Conception 1977



Catalogue raisonné no. 394

Artist's CR 370

Autumn, 1977



Edition of 10

32 x 19 x26 inches / 0 cm

Selected Citations and Comments

As far as Laing’s return to figuration is concerned, or as an evolution away from mannerism towards classicism, Conception and the American Girl are further back along the road. They include some stylizations which are almost absent in the other two. Yet at the same time they have a naturalistic, almost journalistic instantaneity in their pose, which links up to Laing’s pop art phase and is like a pop commentary on Rodin, in whose work these poses can be found and who is also a source for the sharp cut-off below the hips in both figures. As constructions these are the most interesting of the group and the angularity of the American Girl fits its spatially extended shape… Conception, however, seems to be placed between realism and mannerism.

Douglas Hall, An Exhibition of Sculpture by Gerald Laing at the Edinburgh Festival 1978, exhibition catalogue, Gladstone Court, Edinburgh, 1978

Conception dates to the later years of sculpture in clay and learned how to cast Laing’s Galina series (1973–80): a series of sculptures made of Galina Golikova, Laing’s second wife, who had model looks and sat regularly for him. Laing learned from the noted craftsman George Mancini to cast bronze, and in 1978 set up his own bronze foundry at the couple’s newly restored home, Kinkell Castle, near Inverness, Scotland. He had abandoned painting (to return briefly at the end of his life) and turned increasingly to portrait sculpture and public statues.
The Galina series was semi-abstract and strongly Brancusian in approach and technique. Furthermore, one of the impulses behind his work from the Galina series onwards had come from being deeply struck by Charles Sargent Jagger’s Royal Artillery Memorial at Hyde Park Corner in central London. The artist recalls:
‘In 1973 I had an epiphany while looking at [it]. Its powerful, narrative and humanistic content made me realise that in order to produce more significant work I required an infinite vocabulary of forms which the
limitations of sheet metal did not allow.
As a result of this experience I change my entire method of working. I modelled my sculpture in clay and learned how to cast it into bronze. Galina I was the first in this new body of work… Overall it represents a progression towards greater figuration, but all of the figures are treated formally. They are emotionally expressive and convey essential elements of the sitter with whom I had at the time an obsessive relationship. She was an excellent model with a high degree of body awareness with which she could transmit powerful emotional and sexual feeling.
This period of my work represents a search for a figurative language. The Galina Series was made concurrently with various other sculpture, such as Reclining Figure, Woman with Long Hair and Torso. They were all figurative sources which I developed towards a greater or lesser degree of formal abstraction.
Both subject matter and medium (modelling in clay, casting into bronze) were very unfashionable in the avant garde of that time and resulted in my being ostracised by my peers.

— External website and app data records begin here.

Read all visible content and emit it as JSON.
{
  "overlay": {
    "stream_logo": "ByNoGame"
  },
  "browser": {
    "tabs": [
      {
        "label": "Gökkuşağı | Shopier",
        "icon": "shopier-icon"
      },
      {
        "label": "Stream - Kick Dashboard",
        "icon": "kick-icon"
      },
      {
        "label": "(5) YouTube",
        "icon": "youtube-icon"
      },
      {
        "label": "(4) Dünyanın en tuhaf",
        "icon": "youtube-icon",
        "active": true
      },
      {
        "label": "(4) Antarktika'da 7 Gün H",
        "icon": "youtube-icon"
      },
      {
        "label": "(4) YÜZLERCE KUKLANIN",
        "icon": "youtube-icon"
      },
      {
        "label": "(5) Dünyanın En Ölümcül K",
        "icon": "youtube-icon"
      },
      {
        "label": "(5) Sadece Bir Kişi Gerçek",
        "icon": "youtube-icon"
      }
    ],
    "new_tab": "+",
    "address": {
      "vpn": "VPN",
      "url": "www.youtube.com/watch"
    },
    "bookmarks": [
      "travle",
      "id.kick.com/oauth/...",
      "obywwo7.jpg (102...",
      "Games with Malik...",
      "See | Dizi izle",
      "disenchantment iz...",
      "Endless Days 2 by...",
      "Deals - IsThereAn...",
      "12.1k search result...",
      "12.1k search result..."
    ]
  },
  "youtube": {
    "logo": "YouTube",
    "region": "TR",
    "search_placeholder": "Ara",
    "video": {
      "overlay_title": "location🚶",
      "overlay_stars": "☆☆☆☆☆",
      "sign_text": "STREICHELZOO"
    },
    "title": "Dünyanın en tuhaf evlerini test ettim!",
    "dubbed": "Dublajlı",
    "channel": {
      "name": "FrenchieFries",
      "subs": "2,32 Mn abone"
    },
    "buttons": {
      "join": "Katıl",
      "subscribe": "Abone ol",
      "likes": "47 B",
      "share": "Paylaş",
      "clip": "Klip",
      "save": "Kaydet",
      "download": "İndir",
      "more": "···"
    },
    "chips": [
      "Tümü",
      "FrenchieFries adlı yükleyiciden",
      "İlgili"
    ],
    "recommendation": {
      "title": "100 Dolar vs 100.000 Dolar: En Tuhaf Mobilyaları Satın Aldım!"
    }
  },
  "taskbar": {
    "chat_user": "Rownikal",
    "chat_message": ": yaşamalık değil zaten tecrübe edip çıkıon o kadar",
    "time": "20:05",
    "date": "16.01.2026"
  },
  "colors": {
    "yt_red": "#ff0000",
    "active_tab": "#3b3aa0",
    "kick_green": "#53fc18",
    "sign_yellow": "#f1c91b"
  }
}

I realised the risk I was taking but felt that I had no alternative. It led to a few very harsh years during which I could not get my new work accepted.’

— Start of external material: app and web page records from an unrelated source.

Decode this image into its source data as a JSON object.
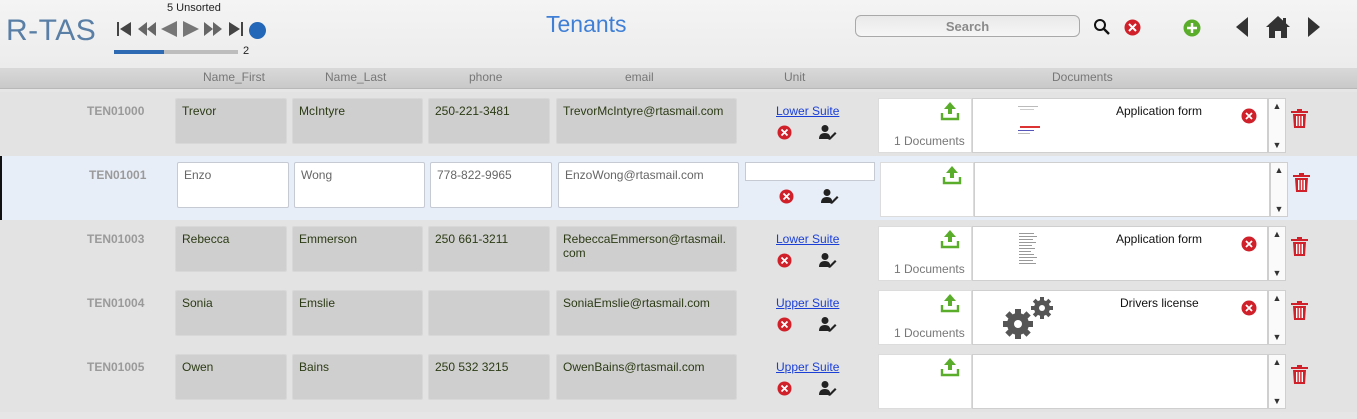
{
  "app": {
    "logo": "R-TAS",
    "title": "Tenants"
  },
  "nav": {
    "unsorted_label": "5 Unsorted",
    "record_number": "2",
    "progress": 0.4
  },
  "search": {
    "placeholder": "Search"
  },
  "columns": {
    "first": "Name_First",
    "last": "Name_Last",
    "phone": "phone",
    "email": "email",
    "unit": "Unit",
    "documents": "Documents"
  },
  "colors": {
    "accent": "#3f7fd6",
    "delete": "#d0202a",
    "upload": "#5aad2a",
    "link": "#1a3fd6"
  },
  "rows": [
    {
      "id": "TEN01000",
      "first": "Trevor",
      "last": "McIntyre",
      "phone": "250-221-3481",
      "email": "TrevorMcIntyre@rtasmail.com",
      "unit": "Lower Suite",
      "doc_count": "1 Documents",
      "doc_title": "Application form",
      "doc_thumb": "pdf"
    },
    {
      "id": "TEN01001",
      "first": "Enzo",
      "last": "Wong",
      "phone": "778-822-9965",
      "email": "EnzoWong@rtasmail.com",
      "unit": "",
      "doc_count": "",
      "doc_title": "",
      "doc_thumb": ""
    },
    {
      "id": "TEN01003",
      "first": "Rebecca",
      "last": "Emmerson",
      "phone": "250 661-3211",
      "email": "RebeccaEmmerson@rtasmail.\ncom",
      "unit": "Lower Suite",
      "doc_count": "1 Documents",
      "doc_title": "Application form",
      "doc_thumb": "page"
    },
    {
      "id": "TEN01004",
      "first": "Sonia",
      "last": "Emslie",
      "phone": "",
      "email": "SoniaEmslie@rtasmail.com",
      "unit": "Upper Suite",
      "doc_count": "1 Documents",
      "doc_title": "Drivers license",
      "doc_thumb": "gears"
    },
    {
      "id": "TEN01005",
      "first": "Owen",
      "last": "Bains",
      "phone": "250 532 3215",
      "email": "OwenBains@rtasmail.com",
      "unit": "Upper Suite",
      "doc_count": "",
      "doc_title": "",
      "doc_thumb": ""
    }
  ],
  "icons": [
    "first-record-icon",
    "rewind-icon",
    "previous-icon",
    "next-icon",
    "fast-forward-icon",
    "last-record-icon",
    "search-icon",
    "clear-search-icon",
    "add-icon",
    "back-icon",
    "home-icon",
    "forward-icon",
    "remove-icon",
    "edit-user-icon",
    "upload-icon",
    "trash-icon"
  ]
}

Christie's, Modern British Art, auction catalogue, Christie's King Street, London, 2012, p.54–5